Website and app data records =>
━━━━

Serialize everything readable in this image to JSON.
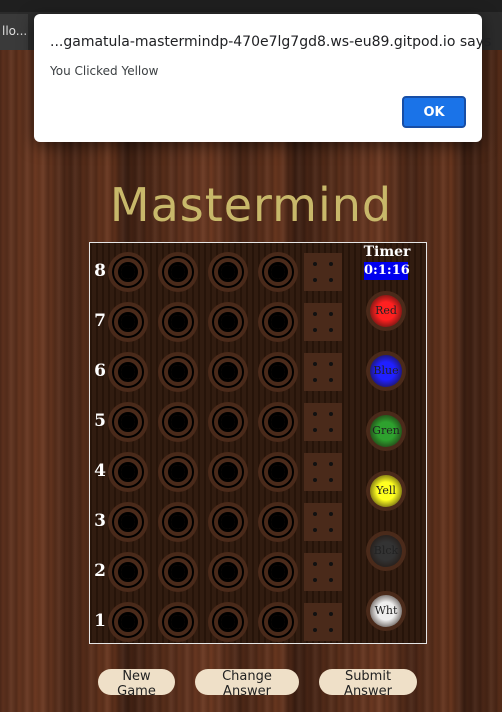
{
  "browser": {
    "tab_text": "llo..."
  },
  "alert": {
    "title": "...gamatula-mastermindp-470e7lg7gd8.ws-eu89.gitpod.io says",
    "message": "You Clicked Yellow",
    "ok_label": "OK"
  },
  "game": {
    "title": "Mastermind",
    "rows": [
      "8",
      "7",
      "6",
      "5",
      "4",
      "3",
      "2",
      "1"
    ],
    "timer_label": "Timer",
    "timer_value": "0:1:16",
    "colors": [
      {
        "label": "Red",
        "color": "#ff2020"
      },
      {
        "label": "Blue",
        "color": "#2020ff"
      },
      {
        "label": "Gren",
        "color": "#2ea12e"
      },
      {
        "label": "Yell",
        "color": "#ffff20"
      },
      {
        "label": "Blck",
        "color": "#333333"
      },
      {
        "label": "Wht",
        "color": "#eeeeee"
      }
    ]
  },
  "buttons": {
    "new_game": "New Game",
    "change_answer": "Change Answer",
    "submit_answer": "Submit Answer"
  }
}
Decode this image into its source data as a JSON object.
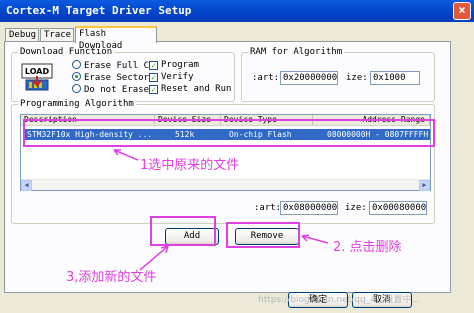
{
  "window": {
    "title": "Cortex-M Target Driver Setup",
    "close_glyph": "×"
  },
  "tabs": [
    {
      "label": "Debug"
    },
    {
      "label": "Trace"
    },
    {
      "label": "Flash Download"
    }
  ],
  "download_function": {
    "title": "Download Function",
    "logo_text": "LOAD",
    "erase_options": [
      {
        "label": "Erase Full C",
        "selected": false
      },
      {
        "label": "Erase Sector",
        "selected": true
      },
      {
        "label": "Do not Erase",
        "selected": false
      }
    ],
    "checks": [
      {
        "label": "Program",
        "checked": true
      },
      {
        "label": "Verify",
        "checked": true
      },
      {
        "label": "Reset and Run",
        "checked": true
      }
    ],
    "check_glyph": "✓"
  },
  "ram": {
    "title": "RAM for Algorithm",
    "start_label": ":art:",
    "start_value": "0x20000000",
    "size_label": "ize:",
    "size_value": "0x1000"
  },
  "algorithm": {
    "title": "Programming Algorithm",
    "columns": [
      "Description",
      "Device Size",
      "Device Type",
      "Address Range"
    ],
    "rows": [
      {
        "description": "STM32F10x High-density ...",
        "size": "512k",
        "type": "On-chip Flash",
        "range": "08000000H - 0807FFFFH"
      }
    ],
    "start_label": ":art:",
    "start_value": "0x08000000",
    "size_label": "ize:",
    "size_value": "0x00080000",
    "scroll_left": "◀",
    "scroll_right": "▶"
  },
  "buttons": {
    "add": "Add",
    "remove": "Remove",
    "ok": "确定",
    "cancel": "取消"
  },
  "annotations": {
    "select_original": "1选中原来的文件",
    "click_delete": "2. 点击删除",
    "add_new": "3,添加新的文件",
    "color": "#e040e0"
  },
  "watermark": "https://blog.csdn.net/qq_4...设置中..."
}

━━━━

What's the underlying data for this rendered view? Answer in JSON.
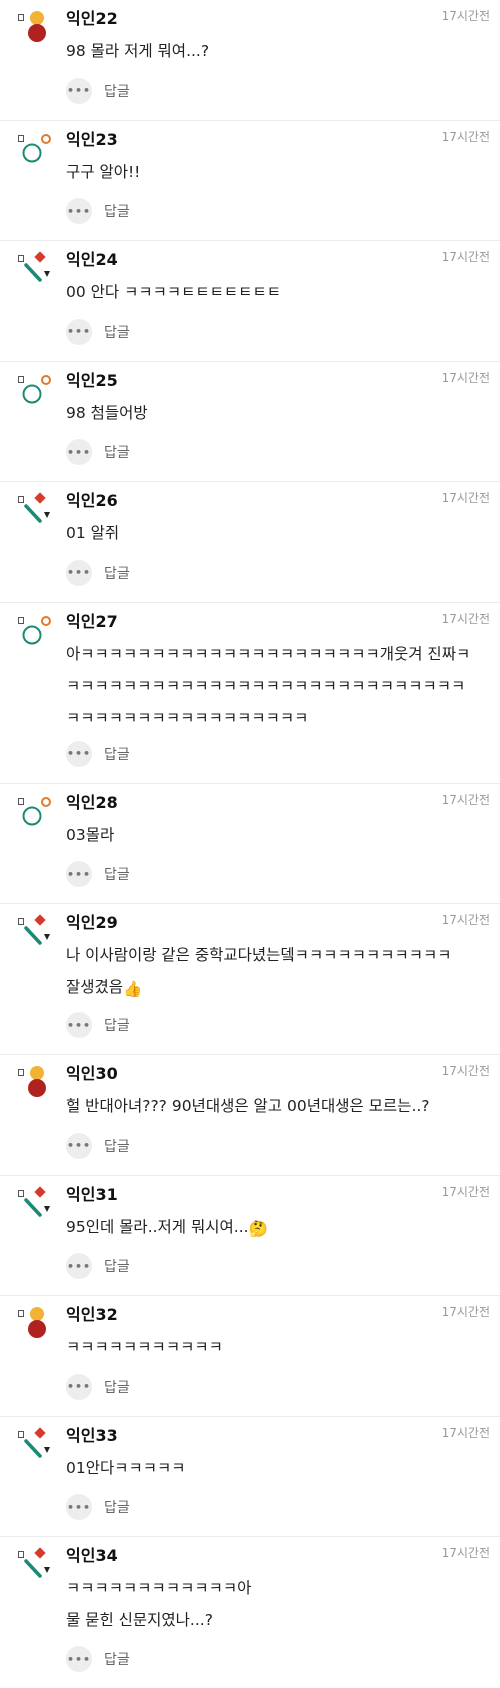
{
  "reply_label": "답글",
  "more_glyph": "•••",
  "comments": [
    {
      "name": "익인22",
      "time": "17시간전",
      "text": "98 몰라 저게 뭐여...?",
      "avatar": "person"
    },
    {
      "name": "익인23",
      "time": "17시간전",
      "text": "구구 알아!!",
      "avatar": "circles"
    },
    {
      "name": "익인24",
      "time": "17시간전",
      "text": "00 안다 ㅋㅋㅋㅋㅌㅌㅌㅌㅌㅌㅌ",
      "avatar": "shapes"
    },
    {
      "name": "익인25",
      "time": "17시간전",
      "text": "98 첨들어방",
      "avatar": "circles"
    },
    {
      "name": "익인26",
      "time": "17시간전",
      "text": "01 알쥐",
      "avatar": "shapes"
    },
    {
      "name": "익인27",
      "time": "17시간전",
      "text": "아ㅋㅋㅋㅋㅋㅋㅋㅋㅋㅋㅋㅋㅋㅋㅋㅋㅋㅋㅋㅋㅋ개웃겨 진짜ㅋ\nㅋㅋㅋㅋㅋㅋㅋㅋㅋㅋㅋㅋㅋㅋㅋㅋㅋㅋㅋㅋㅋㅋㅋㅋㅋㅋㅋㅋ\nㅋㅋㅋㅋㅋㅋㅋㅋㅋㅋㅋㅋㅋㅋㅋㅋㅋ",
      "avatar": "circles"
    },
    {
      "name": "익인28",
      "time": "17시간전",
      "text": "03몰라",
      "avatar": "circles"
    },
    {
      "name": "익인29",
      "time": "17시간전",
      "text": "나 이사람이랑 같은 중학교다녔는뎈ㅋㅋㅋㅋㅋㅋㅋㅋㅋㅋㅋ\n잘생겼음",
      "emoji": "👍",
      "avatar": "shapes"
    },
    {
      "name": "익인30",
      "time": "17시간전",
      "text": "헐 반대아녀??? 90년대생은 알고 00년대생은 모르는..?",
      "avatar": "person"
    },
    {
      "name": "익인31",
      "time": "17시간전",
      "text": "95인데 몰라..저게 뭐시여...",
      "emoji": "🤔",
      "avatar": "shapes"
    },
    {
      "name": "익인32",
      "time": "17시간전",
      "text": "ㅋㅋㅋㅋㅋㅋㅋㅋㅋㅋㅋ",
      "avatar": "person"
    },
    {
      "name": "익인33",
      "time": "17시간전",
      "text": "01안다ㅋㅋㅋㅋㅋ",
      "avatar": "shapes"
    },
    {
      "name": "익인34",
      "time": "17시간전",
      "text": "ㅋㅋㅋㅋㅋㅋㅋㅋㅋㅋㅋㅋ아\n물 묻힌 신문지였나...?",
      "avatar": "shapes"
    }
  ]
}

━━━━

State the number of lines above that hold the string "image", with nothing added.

TASK OUTPUT => 2